Around 1993, a magazine feature on the Beasties and X-Large mentioned the term “sneaker pimp” as a nameless character the crew paid to dig for deadstock shoes. While it’s attributed to the group, it’s more than likely a writer’s own term or an off the cuff remark from an X-Large staffer. Regardless of its provenance, it ended up inspiring the name of a middling electronic British band as well as Peter Fahey’s traveling footwear event.

Brands like Adidas were paying attention to the mood of the times, and they launched an early incarnation of their Adidas Originals reissue line in 1992 (in France, demand had already led to some retros, resulting in the reissued Gazelles that Eric Koston and Natas Kaupas brought back to the States and helped jumpstart it as a skate shoe). After the Beastie Boys’ tireless endorsement of the Campus, it was available everywhere again by the mid-1990s.

Adam Yauch and Mike Diamond of The Beastie Boys in New York, September 14, 2000.

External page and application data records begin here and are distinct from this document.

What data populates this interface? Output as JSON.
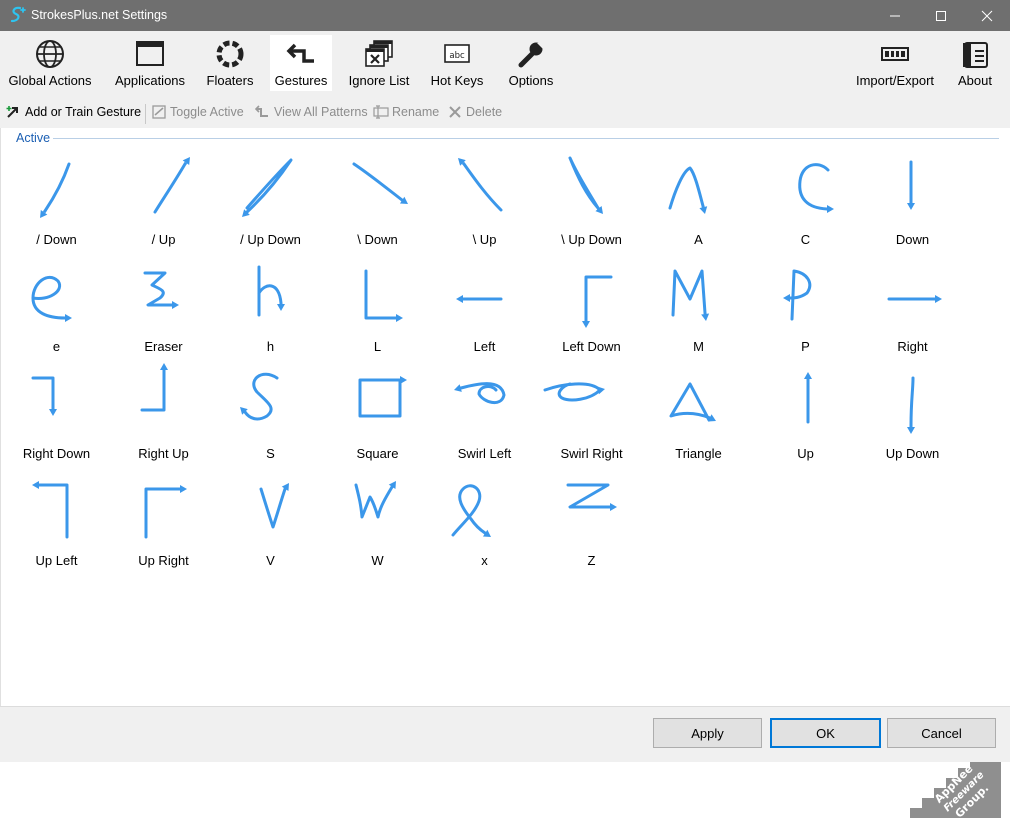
{
  "window": {
    "title": "StrokesPlus.net Settings"
  },
  "toolbar": {
    "items": [
      {
        "label": "Global Actions",
        "icon": "globe-icon"
      },
      {
        "label": "Applications",
        "icon": "window-icon"
      },
      {
        "label": "Floaters",
        "icon": "ring-icon"
      },
      {
        "label": "Gestures",
        "icon": "gesture-arrow-icon",
        "selected": true
      },
      {
        "label": "Ignore List",
        "icon": "ignore-windows-icon"
      },
      {
        "label": "Hot Keys",
        "icon": "keyboard-abc-icon"
      },
      {
        "label": "Options",
        "icon": "wrench-icon"
      },
      {
        "label": "Import/Export",
        "icon": "import-export-icon"
      },
      {
        "label": "About",
        "icon": "about-icon"
      }
    ]
  },
  "subtoolbar": {
    "add": "Add or Train Gesture",
    "toggle": "Toggle Active",
    "view_all": "View All Patterns",
    "rename": "Rename",
    "delete": "Delete"
  },
  "group": {
    "label": "Active"
  },
  "gestures": [
    {
      "label": "/ Down"
    },
    {
      "label": "/ Up"
    },
    {
      "label": "/ Up Down"
    },
    {
      "label": "\\ Down"
    },
    {
      "label": "\\ Up"
    },
    {
      "label": "\\ Up Down"
    },
    {
      "label": "A"
    },
    {
      "label": "C"
    },
    {
      "label": "Down"
    },
    {
      "label": "e"
    },
    {
      "label": "Eraser"
    },
    {
      "label": "h"
    },
    {
      "label": "L"
    },
    {
      "label": "Left"
    },
    {
      "label": "Left Down"
    },
    {
      "label": "M"
    },
    {
      "label": "P"
    },
    {
      "label": "Right"
    },
    {
      "label": "Right Down"
    },
    {
      "label": "Right Up"
    },
    {
      "label": "S"
    },
    {
      "label": "Square"
    },
    {
      "label": "Swirl Left"
    },
    {
      "label": "Swirl Right"
    },
    {
      "label": "Triangle"
    },
    {
      "label": "Up"
    },
    {
      "label": "Up Down"
    },
    {
      "label": "Up Left"
    },
    {
      "label": "Up Right"
    },
    {
      "label": "V"
    },
    {
      "label": "W"
    },
    {
      "label": "x"
    },
    {
      "label": "Z"
    }
  ],
  "watermark": {
    "text": "AppNee Freeware Group."
  },
  "footer": {
    "apply": "Apply",
    "ok": "OK",
    "cancel": "Cancel"
  },
  "colors": {
    "stroke": "#3b97ea",
    "titlebar": "#6f6f6f",
    "accent": "#0078d7"
  }
}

Ultimately, the group built their own universe that links them to every aspect of streetwear or shoe-related subcultures. Their own irregularly published magazine Grand Royal, which ran for six issues between 1993 and 1997, offered a guidebook to that world, and the 10-page Adidas article by Alex and Dan Field in issue #3 was one of the first ever truly in-depth fan geek-outs on the subject of sneakers ever published.

In subsequent years, age ushered in sensible shoes over sneakers, but the group were still prone to breaking out a pair. By 1998’s Hello Nasty, Ad-Rock was in New Balances while his partners were breaking out sneakers from DC Shoes Co. Given the group’s championing of Adidas, it’s surprising that a full-on shoe collaboration hasn’t happened.

In 2005, a Beastie Boys Superstar set was sampled with a specially made pair for all five performers (including Keyboard Money Mark and DJ Mixmaster Mike) in Mets/Knicks colors as part of the Superstar35 collection. Intended as an official release as part of the project with New York’s boroughs on the stripes in line with the title of their 2004 album To the 5 Boroughs, the sneakers ended up being sold without the Beastie’s co-sign. Still, signed pairs of the collaboration were auctioned for the Jam Master Jay Foundation. A 2010 Campus release in blue and orange as part of a Def Jam partnership was unofficially christened a “Beastie Boys” colorway, despite no involvement from the group.

Were the Beastie Boys the only group to relentlessly wear classic Adidas in 1986? Nope. But the way they persisted with old favorites while remaining defiantly contrarian (never forget Mike D’s Country Mike’s Greatest Hits) made the sneakers part of an overall picture. Run-D.M.C. had the shelltoes, and these guys had the Campus, but they popularized so much more along the way. Whether or not you’ve ever listened to a single song from Licensed to Ill or any of its sequels, if there’s a throwback shoe in your collection that dates back to a time of suede, leather, and rubber, these guys helped lay some of that foundation.

Rest in peace to Adam Yauch and John Berry.